> Exercise input:
━━━━━━━━
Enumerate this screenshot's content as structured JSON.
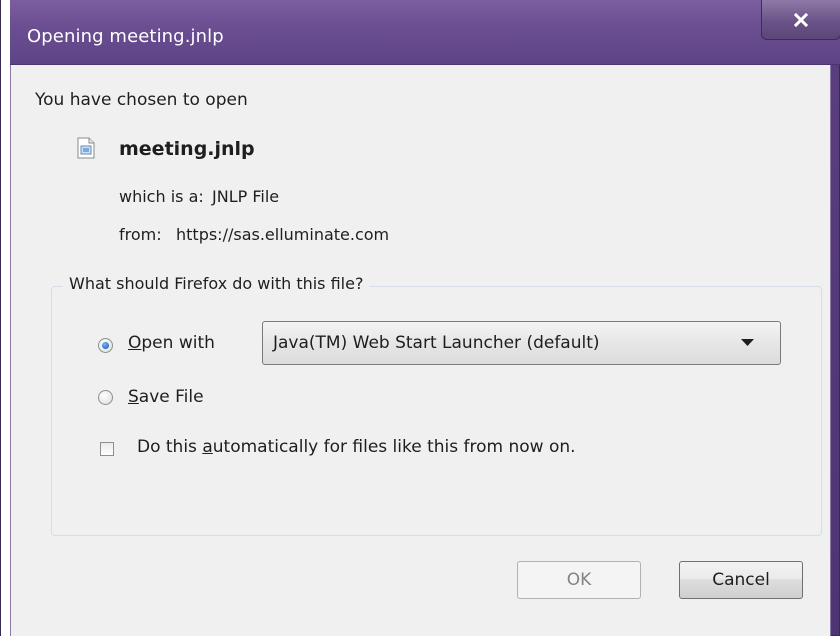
{
  "window": {
    "title": "Opening meeting.jnlp",
    "close_symbol": "x",
    "accent_color": "#6b4f92"
  },
  "prompt": {
    "intro": "You have chosen to open",
    "file_icon": "jnlp-file-icon",
    "file_name": "meeting.jnlp",
    "which_is_label": "which is a:",
    "which_is_value": "JNLP File",
    "from_label": "from:",
    "from_value": "https://sas.elluminate.com"
  },
  "action_group": {
    "legend": "What should Firefox do with this file?",
    "open_with": {
      "prefix": "",
      "accel": "O",
      "rest": "pen with",
      "checked": true
    },
    "application": {
      "selected": "Java(TM) Web Start Launcher (default)"
    },
    "save_file": {
      "accel": "S",
      "rest": "ave File",
      "checked": false
    },
    "auto": {
      "prefix": "Do this ",
      "accel": "a",
      "rest": "utomatically for files like this from now on.",
      "checked": false
    }
  },
  "buttons": {
    "ok": "OK",
    "cancel": "Cancel"
  }
}
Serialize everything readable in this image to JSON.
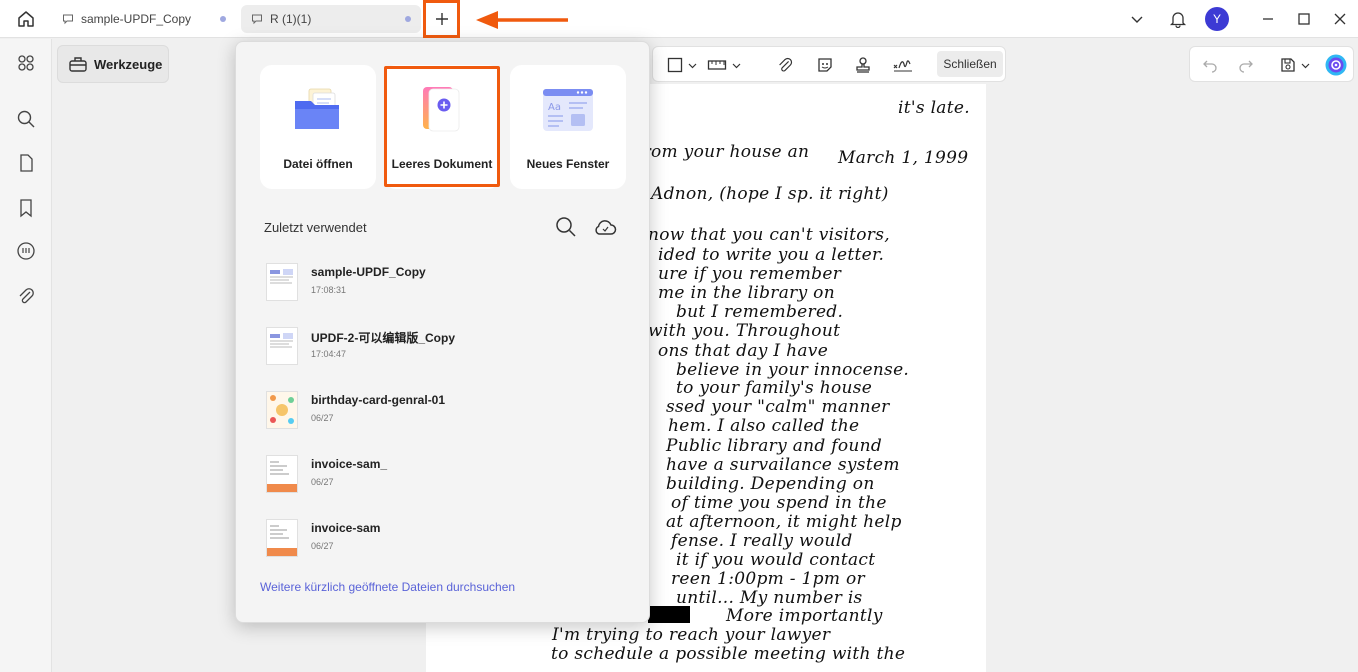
{
  "tabs": [
    {
      "label": "sample-UPDF_Copy"
    },
    {
      "label": "R (1)(1)"
    }
  ],
  "user": {
    "avatar_initial": "Y"
  },
  "toolbar": {
    "tools_label": "Werkzeuge",
    "close_label": "Schließen"
  },
  "popup": {
    "cards": [
      {
        "label": "Datei öffnen"
      },
      {
        "label": "Leeres Dokument"
      },
      {
        "label": "Neues Fenster"
      }
    ],
    "recent_heading": "Zuletzt verwendet",
    "recent_files": [
      {
        "name": "sample-UPDF_Copy",
        "time": "17:08:31"
      },
      {
        "name": "UPDF-2-可以编辑版_Copy",
        "time": "17:04:47"
      },
      {
        "name": "birthday-card-genral-01",
        "time": "06/27"
      },
      {
        "name": "invoice-sam_",
        "time": "06/27"
      },
      {
        "name": "invoice-sam",
        "time": "06/27"
      }
    ],
    "more_link": "Weitere kürzlich geöffnete Dateien durchsuchen"
  },
  "document": {
    "lines": [
      "it's late.",
      "from your house an",
      "March 1, 1999",
      "Adnon, (hope I sp. it right)",
      "now that you can't visitors,",
      "ided to write you a letter.",
      "ure if you remember",
      "me in the library on",
      "but I remembered.",
      "with you. Throughout",
      "ons that day I have",
      "believe in your innocense.",
      "to your family's house",
      "ssed your \"calm\" manner",
      "hem. I also called the",
      "Public library and found",
      "have a survailance system",
      "building. Depending on",
      "of time you spend in the",
      "at afternoon, it might help",
      "fense. I really would",
      "it if you would contact",
      "reen 1:00pm - 1pm or",
      "until... My number is",
      "More importantly",
      "I'm trying to reach your lawyer",
      "to schedule a possible meeting with the"
    ]
  },
  "colors": {
    "highlight": "#f05a0e",
    "accent": "#5a63d8",
    "avatar": "#3c3ad4"
  }
}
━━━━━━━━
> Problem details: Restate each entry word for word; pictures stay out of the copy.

> Task answer:
Enumerate this screenshot's content as structured JSON.
{
  "window": {
    "title": "Opening meeting.jnlp",
    "close_symbol": "x",
    "accent_color": "#6b4f92"
  },
  "prompt": {
    "intro": "You have chosen to open",
    "file_icon": "jnlp-file-icon",
    "file_name": "meeting.jnlp",
    "which_is_label": "which is a:",
    "which_is_value": "JNLP File",
    "from_label": "from:",
    "from_value": "https://sas.elluminate.com"
  },
  "action_group": {
    "legend": "What should Firefox do with this file?",
    "open_with": {
      "prefix": "",
      "accel": "O",
      "rest": "pen with",
      "checked": true
    },
    "application": {
      "selected": "Java(TM) Web Start Launcher (default)"
    },
    "save_file": {
      "accel": "S",
      "rest": "ave File",
      "checked": false
    },
    "auto": {
      "prefix": "Do this ",
      "accel": "a",
      "rest": "utomatically for files like this from now on.",
      "checked": false
    }
  },
  "buttons": {
    "ok": "OK",
    "cancel": "Cancel"
  }
}
Serialize everything readable in this image to JSON.
{
  "tabs": [
    {
      "label": "sample-UPDF_Copy"
    },
    {
      "label": "R (1)(1)"
    }
  ],
  "user": {
    "avatar_initial": "Y"
  },
  "toolbar": {
    "tools_label": "Werkzeuge",
    "close_label": "Schließen"
  },
  "popup": {
    "cards": [
      {
        "label": "Datei öffnen"
      },
      {
        "label": "Leeres Dokument"
      },
      {
        "label": "Neues Fenster"
      }
    ],
    "recent_heading": "Zuletzt verwendet",
    "recent_files": [
      {
        "name": "sample-UPDF_Copy",
        "time": "17:08:31"
      },
      {
        "name": "UPDF-2-可以编辑版_Copy",
        "time": "17:04:47"
      },
      {
        "name": "birthday-card-genral-01",
        "time": "06/27"
      },
      {
        "name": "invoice-sam_",
        "time": "06/27"
      },
      {
        "name": "invoice-sam",
        "time": "06/27"
      }
    ],
    "more_link": "Weitere kürzlich geöffnete Dateien durchsuchen"
  },
  "document": {
    "lines": [
      "it's late.",
      "from your house an",
      "March 1, 1999",
      "Adnon, (hope I sp. it right)",
      "now that you can't visitors,",
      "ided to write you a letter.",
      "ure if you remember",
      "me in the library on",
      "but I remembered.",
      "with you. Throughout",
      "ons that day I have",
      "believe in your innocense.",
      "to your family's house",
      "ssed your \"calm\" manner",
      "hem. I also called the",
      "Public library and found",
      "have a survailance system",
      "building. Depending on",
      "of time you spend in the",
      "at afternoon, it might help",
      "fense. I really would",
      "it if you would contact",
      "reen 1:00pm - 1pm or",
      "until... My number is",
      "More importantly",
      "I'm trying to reach your lawyer",
      "to schedule a possible meeting with the"
    ]
  },
  "colors": {
    "highlight": "#f05a0e",
    "accent": "#5a63d8",
    "avatar": "#3c3ad4"
  }
}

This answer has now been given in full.